** EXERCISE **
Without including any picture, repeat the records below exactly.
DATA SHOWN below:
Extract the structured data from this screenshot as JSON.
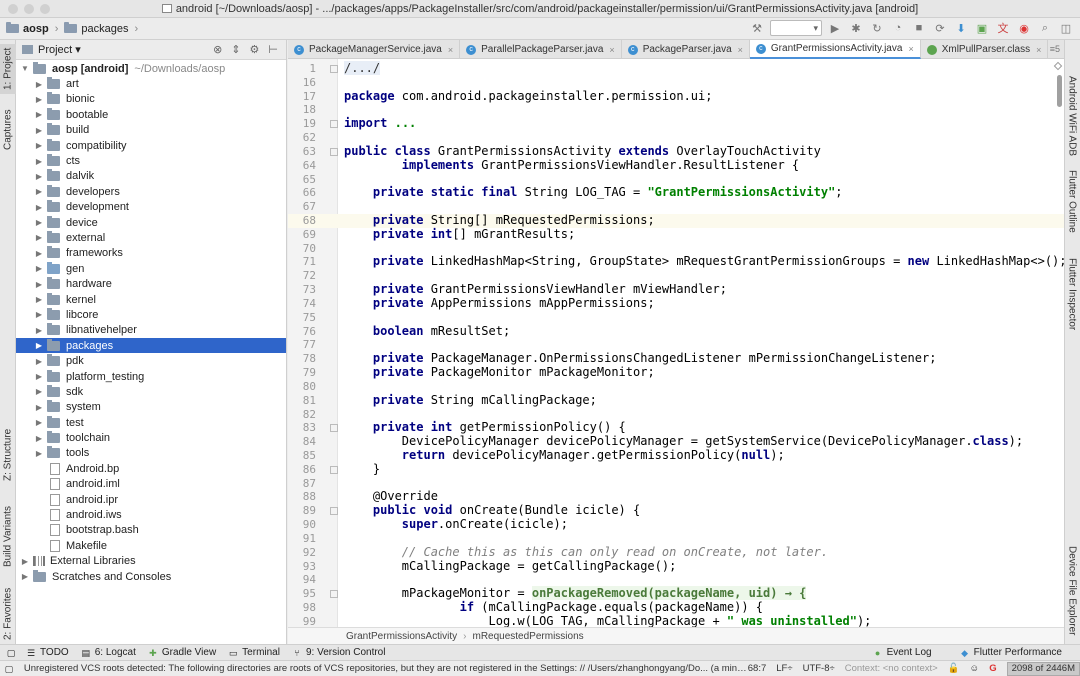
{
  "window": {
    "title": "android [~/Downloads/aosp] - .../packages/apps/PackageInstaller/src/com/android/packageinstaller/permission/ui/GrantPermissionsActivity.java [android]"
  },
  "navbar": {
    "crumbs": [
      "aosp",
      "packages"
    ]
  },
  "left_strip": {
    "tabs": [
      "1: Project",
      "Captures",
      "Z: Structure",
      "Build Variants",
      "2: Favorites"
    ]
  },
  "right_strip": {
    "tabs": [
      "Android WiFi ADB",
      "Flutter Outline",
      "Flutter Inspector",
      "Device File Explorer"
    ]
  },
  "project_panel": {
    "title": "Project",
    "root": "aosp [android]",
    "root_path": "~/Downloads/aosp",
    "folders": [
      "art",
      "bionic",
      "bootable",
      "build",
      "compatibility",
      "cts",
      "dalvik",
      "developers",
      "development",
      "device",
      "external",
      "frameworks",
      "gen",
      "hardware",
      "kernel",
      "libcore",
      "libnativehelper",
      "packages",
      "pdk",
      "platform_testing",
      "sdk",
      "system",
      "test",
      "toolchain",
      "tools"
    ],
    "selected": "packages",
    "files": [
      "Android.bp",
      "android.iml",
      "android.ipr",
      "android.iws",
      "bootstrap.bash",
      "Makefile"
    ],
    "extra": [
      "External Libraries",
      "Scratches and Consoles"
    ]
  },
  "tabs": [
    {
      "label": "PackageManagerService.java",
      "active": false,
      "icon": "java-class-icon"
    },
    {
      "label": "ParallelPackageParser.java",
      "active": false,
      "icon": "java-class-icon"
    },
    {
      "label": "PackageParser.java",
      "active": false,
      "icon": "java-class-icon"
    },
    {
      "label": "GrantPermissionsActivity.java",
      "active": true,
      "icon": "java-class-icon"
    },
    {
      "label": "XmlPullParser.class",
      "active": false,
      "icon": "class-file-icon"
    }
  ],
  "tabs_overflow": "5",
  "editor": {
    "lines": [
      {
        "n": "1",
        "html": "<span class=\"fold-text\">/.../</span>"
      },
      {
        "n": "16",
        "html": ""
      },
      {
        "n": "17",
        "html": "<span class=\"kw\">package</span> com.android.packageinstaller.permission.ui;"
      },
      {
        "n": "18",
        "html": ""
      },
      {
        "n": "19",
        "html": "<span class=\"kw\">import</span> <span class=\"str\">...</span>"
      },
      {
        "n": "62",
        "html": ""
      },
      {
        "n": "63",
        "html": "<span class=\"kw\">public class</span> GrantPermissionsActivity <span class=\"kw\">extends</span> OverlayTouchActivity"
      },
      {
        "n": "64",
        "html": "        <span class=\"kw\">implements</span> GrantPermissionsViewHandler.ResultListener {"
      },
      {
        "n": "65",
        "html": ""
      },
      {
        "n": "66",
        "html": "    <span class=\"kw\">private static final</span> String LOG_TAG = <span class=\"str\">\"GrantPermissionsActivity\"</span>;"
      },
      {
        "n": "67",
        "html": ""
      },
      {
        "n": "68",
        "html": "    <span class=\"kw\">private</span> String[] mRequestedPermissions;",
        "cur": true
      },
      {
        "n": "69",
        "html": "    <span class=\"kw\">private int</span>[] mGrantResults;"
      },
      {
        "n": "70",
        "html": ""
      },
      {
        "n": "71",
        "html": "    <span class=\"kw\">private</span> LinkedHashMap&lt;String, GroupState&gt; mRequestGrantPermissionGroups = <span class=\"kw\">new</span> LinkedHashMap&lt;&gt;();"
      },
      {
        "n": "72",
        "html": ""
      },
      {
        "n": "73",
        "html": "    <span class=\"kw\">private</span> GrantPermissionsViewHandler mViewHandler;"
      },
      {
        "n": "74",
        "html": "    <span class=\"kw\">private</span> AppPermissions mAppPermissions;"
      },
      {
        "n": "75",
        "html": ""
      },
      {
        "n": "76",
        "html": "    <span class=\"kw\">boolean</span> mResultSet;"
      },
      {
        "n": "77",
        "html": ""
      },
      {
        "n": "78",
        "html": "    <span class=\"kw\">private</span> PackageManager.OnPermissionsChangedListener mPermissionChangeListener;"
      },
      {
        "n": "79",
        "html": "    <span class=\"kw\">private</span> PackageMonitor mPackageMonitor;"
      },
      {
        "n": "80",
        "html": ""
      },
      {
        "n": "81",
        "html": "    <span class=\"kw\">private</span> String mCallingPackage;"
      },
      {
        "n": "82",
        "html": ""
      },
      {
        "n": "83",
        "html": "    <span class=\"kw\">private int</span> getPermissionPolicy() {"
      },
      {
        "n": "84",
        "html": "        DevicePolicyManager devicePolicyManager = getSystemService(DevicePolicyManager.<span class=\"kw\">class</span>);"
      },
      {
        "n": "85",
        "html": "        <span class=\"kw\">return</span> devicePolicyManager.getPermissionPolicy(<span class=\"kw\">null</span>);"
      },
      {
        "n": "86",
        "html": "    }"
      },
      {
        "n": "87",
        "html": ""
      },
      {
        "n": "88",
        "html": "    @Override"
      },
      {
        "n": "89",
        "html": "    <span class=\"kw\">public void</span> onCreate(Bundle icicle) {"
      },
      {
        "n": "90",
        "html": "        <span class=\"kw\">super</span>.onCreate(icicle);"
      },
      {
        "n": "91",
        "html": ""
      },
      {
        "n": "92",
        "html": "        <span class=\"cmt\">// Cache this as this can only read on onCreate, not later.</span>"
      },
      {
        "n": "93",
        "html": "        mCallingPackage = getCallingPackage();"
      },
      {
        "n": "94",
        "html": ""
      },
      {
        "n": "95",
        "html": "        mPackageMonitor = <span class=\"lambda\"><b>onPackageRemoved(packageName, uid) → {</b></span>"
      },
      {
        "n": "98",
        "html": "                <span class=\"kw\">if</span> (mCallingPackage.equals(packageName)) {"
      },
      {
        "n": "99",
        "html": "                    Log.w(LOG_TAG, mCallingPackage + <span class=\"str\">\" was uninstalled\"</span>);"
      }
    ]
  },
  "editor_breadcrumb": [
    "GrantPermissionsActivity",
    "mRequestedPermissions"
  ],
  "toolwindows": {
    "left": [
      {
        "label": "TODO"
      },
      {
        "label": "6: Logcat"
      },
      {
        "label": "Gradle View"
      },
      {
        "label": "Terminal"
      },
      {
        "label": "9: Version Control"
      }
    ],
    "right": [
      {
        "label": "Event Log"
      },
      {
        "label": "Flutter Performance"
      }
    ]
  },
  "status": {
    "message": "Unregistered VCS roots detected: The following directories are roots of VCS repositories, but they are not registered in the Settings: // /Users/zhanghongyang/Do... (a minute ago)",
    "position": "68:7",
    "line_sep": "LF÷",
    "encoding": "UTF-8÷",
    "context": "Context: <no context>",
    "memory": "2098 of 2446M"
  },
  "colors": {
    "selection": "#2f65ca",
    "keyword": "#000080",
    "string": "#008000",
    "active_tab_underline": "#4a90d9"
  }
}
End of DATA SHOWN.
** RESULT FOR THIS TASK **
Extract the structured data from this screenshot as JSON.
{
  "window": {
    "title": "android [~/Downloads/aosp] - .../packages/apps/PackageInstaller/src/com/android/packageinstaller/permission/ui/GrantPermissionsActivity.java [android]"
  },
  "navbar": {
    "crumbs": [
      "aosp",
      "packages"
    ]
  },
  "left_strip": {
    "tabs": [
      "1: Project",
      "Captures",
      "Z: Structure",
      "Build Variants",
      "2: Favorites"
    ]
  },
  "right_strip": {
    "tabs": [
      "Android WiFi ADB",
      "Flutter Outline",
      "Flutter Inspector",
      "Device File Explorer"
    ]
  },
  "project_panel": {
    "title": "Project",
    "root": "aosp [android]",
    "root_path": "~/Downloads/aosp",
    "folders": [
      "art",
      "bionic",
      "bootable",
      "build",
      "compatibility",
      "cts",
      "dalvik",
      "developers",
      "development",
      "device",
      "external",
      "frameworks",
      "gen",
      "hardware",
      "kernel",
      "libcore",
      "libnativehelper",
      "packages",
      "pdk",
      "platform_testing",
      "sdk",
      "system",
      "test",
      "toolchain",
      "tools"
    ],
    "selected": "packages",
    "files": [
      "Android.bp",
      "android.iml",
      "android.ipr",
      "android.iws",
      "bootstrap.bash",
      "Makefile"
    ],
    "extra": [
      "External Libraries",
      "Scratches and Consoles"
    ]
  },
  "tabs": [
    {
      "label": "PackageManagerService.java",
      "active": false,
      "icon": "java-class-icon"
    },
    {
      "label": "ParallelPackageParser.java",
      "active": false,
      "icon": "java-class-icon"
    },
    {
      "label": "PackageParser.java",
      "active": false,
      "icon": "java-class-icon"
    },
    {
      "label": "GrantPermissionsActivity.java",
      "active": true,
      "icon": "java-class-icon"
    },
    {
      "label": "XmlPullParser.class",
      "active": false,
      "icon": "class-file-icon"
    }
  ],
  "tabs_overflow": "5",
  "editor": {
    "lines": [
      {
        "n": "1",
        "html": "<span class=\"fold-text\">/.../</span>"
      },
      {
        "n": "16",
        "html": ""
      },
      {
        "n": "17",
        "html": "<span class=\"kw\">package</span> com.android.packageinstaller.permission.ui;"
      },
      {
        "n": "18",
        "html": ""
      },
      {
        "n": "19",
        "html": "<span class=\"kw\">import</span> <span class=\"str\">...</span>"
      },
      {
        "n": "62",
        "html": ""
      },
      {
        "n": "63",
        "html": "<span class=\"kw\">public class</span> GrantPermissionsActivity <span class=\"kw\">extends</span> OverlayTouchActivity"
      },
      {
        "n": "64",
        "html": "        <span class=\"kw\">implements</span> GrantPermissionsViewHandler.ResultListener {"
      },
      {
        "n": "65",
        "html": ""
      },
      {
        "n": "66",
        "html": "    <span class=\"kw\">private static final</span> String LOG_TAG = <span class=\"str\">\"GrantPermissionsActivity\"</span>;"
      },
      {
        "n": "67",
        "html": ""
      },
      {
        "n": "68",
        "html": "    <span class=\"kw\">private</span> String[] mRequestedPermissions;",
        "cur": true
      },
      {
        "n": "69",
        "html": "    <span class=\"kw\">private int</span>[] mGrantResults;"
      },
      {
        "n": "70",
        "html": ""
      },
      {
        "n": "71",
        "html": "    <span class=\"kw\">private</span> LinkedHashMap&lt;String, GroupState&gt; mRequestGrantPermissionGroups = <span class=\"kw\">new</span> LinkedHashMap&lt;&gt;();"
      },
      {
        "n": "72",
        "html": ""
      },
      {
        "n": "73",
        "html": "    <span class=\"kw\">private</span> GrantPermissionsViewHandler mViewHandler;"
      },
      {
        "n": "74",
        "html": "    <span class=\"kw\">private</span> AppPermissions mAppPermissions;"
      },
      {
        "n": "75",
        "html": ""
      },
      {
        "n": "76",
        "html": "    <span class=\"kw\">boolean</span> mResultSet;"
      },
      {
        "n": "77",
        "html": ""
      },
      {
        "n": "78",
        "html": "    <span class=\"kw\">private</span> PackageManager.OnPermissionsChangedListener mPermissionChangeListener;"
      },
      {
        "n": "79",
        "html": "    <span class=\"kw\">private</span> PackageMonitor mPackageMonitor;"
      },
      {
        "n": "80",
        "html": ""
      },
      {
        "n": "81",
        "html": "    <span class=\"kw\">private</span> String mCallingPackage;"
      },
      {
        "n": "82",
        "html": ""
      },
      {
        "n": "83",
        "html": "    <span class=\"kw\">private int</span> getPermissionPolicy() {"
      },
      {
        "n": "84",
        "html": "        DevicePolicyManager devicePolicyManager = getSystemService(DevicePolicyManager.<span class=\"kw\">class</span>);"
      },
      {
        "n": "85",
        "html": "        <span class=\"kw\">return</span> devicePolicyManager.getPermissionPolicy(<span class=\"kw\">null</span>);"
      },
      {
        "n": "86",
        "html": "    }"
      },
      {
        "n": "87",
        "html": ""
      },
      {
        "n": "88",
        "html": "    @Override"
      },
      {
        "n": "89",
        "html": "    <span class=\"kw\">public void</span> onCreate(Bundle icicle) {"
      },
      {
        "n": "90",
        "html": "        <span class=\"kw\">super</span>.onCreate(icicle);"
      },
      {
        "n": "91",
        "html": ""
      },
      {
        "n": "92",
        "html": "        <span class=\"cmt\">// Cache this as this can only read on onCreate, not later.</span>"
      },
      {
        "n": "93",
        "html": "        mCallingPackage = getCallingPackage();"
      },
      {
        "n": "94",
        "html": ""
      },
      {
        "n": "95",
        "html": "        mPackageMonitor = <span class=\"lambda\"><b>onPackageRemoved(packageName, uid) → {</b></span>"
      },
      {
        "n": "98",
        "html": "                <span class=\"kw\">if</span> (mCallingPackage.equals(packageName)) {"
      },
      {
        "n": "99",
        "html": "                    Log.w(LOG_TAG, mCallingPackage + <span class=\"str\">\" was uninstalled\"</span>);"
      }
    ]
  },
  "editor_breadcrumb": [
    "GrantPermissionsActivity",
    "mRequestedPermissions"
  ],
  "toolwindows": {
    "left": [
      {
        "label": "TODO"
      },
      {
        "label": "6: Logcat"
      },
      {
        "label": "Gradle View"
      },
      {
        "label": "Terminal"
      },
      {
        "label": "9: Version Control"
      }
    ],
    "right": [
      {
        "label": "Event Log"
      },
      {
        "label": "Flutter Performance"
      }
    ]
  },
  "status": {
    "message": "Unregistered VCS roots detected: The following directories are roots of VCS repositories, but they are not registered in the Settings: // /Users/zhanghongyang/Do... (a minute ago)",
    "position": "68:7",
    "line_sep": "LF÷",
    "encoding": "UTF-8÷",
    "context": "Context: <no context>",
    "memory": "2098 of 2446M"
  },
  "colors": {
    "selection": "#2f65ca",
    "keyword": "#000080",
    "string": "#008000",
    "active_tab_underline": "#4a90d9"
  }
}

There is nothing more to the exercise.